In my latest book, "Manetho Demystified", I offer the theory that Hatshepsut started out her reign with a fictional Year 7 [to find out why this was a contrived number, you'll have to read the book]. I also made note of the fact that the combined regnal years of "Amessis" [the female pharaoh]. "Mephres" and "Misphramuthosis" add up to about 54 years [the total reign of Thutmose III from a primary source]. This is particularly true in an unccorrupted fragment  of Theophilius' copy of Manetho's 18th Dynasty, where he assigns "Misphrammuthosis" only 20 years and 10 months instead of the 25 years and 10 months given by Josephus.
Regardless it would seem that Manetho, the Egyptian historian of the Hellenistic Era, truly did believe that a queen, obviously Hatshepsut, reigned before Thutmose III. He has her ruling for 21 years and 9 months because he knew that the 9th month of the Civil Calendar [called "Pakhons" in the time of Manetho] was the month in which Menkheperre came to the throne.
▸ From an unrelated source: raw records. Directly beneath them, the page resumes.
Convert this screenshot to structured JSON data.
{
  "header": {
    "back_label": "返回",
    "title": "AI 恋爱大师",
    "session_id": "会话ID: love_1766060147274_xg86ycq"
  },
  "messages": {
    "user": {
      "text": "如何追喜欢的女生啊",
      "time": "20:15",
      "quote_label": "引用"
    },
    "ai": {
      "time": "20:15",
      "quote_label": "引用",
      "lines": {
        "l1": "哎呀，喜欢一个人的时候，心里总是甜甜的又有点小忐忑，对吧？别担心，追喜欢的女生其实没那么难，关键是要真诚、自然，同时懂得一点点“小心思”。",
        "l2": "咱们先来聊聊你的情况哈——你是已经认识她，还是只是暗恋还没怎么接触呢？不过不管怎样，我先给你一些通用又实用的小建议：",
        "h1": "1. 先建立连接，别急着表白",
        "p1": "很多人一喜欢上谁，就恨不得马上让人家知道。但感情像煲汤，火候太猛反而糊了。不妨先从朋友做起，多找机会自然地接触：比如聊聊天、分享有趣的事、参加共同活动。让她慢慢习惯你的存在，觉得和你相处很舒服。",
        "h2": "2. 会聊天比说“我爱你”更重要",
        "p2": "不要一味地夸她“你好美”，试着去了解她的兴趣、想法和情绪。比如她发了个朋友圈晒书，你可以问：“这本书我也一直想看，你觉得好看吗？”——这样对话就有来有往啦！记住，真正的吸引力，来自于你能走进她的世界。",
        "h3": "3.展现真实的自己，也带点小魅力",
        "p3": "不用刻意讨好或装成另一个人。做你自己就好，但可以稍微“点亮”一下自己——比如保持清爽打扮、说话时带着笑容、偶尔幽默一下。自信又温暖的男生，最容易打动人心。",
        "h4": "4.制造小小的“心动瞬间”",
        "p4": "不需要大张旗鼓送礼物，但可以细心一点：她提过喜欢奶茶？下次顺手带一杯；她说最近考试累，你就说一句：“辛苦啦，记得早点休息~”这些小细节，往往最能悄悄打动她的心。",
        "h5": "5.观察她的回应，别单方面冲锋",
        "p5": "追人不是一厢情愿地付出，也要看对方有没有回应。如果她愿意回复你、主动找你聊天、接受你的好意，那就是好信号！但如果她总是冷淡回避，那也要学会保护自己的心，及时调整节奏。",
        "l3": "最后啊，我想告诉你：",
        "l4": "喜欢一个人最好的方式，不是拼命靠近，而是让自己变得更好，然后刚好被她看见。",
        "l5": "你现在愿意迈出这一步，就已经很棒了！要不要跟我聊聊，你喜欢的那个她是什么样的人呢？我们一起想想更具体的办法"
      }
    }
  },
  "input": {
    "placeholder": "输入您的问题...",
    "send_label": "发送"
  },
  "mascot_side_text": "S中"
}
But he has the next king, "Mephres", ending his reign in the 9th month, as well. It seems quite probable that "Mephres" [elsewhere called "Misaphris"] and "Misphramuthosis" both represent Thutmose III but, because the latter had more than one prenomen at various times, perhaps Manetho did not realize they were one and the same. He may have even intended that "Amessis" and "Mephres" were co-regents, who ended their joint reign in the very same month of the year. In this, the Egyptian would not have been entirely wrong, of course. It just occurred to me that the difference between the 21 years of "Amessis" and the 12 of "Mephres" is 9 years. That could mean that the royal duo were co-regents beginning with Year 9 in the estimation of Manetho [but not mine]. My guess is this comes from Hatshepsut's mortuary temple at Deir el Bahari where Thutmose III is depicted as the junior partner of the woman-king at the time of her Punt expedition in her Year 9. Actually, the young man was shown many times in the temple, but perhaps the date "Year 9" was seen as the year of his advent as co-ruler. Thutmose III appears in the Punt expedition reliefs only once but they were surely deemed as interesting to people in the era of the Ptolemies as they are today. From such records men like Manetho attempted to reconstruct the history of their land. They did not dig into the ground for their information but worked with what was visible.
But it was doubtless confusing. Here was a pharaoh, famous from the monuments of his triumphant sole reign, not to mention a legend of folklore--at one time teamed with another. Not comprehending that the king had an independent reign prior to the usurpation of Hatshepsut, Manetho seemingly concluded that, in the 9th month following the demise of the female-pharaoh, he assumed his full birthright. Yet he erroneously [but understandably] considered nearly 13 years of "Mephres" accounted for within the years of "Amessis" and failed to give "Misphramuthosis" a long enough period of sole rule after the woman-king had vacated the throne. I cannot say, at this moment, how likely Manetho would have been able to connect the name of Maatkare to the female pharaoh, even if he toured the Deir el Bahari complex or could find an intact cartouche. Perhaps someone else has an opinion regarding this. At any rate, he didn't know the names of Hatshepsut. His "Amessis", more probably "Amensis" or Hmt nsw, must have come from some tale. Champollion expressed his own bewilderment at the temple:
If I felt somewhat surprised at seeing here, as elsewhere throughout the temple, the renowned Moeris [Thutmose III], adorned with all the insignia of royalty, giving place to this Amenenthe [Hatshepsut], for whose name we may search the royal lists in vain, still more astonished was I to find upon reading the inscriptions that wherever they referred to this bearded king in the usual dress of the Pharaohs, nouns and verbs were in the feminine, as though a queen were in question. I found the same peculiarity everywhere...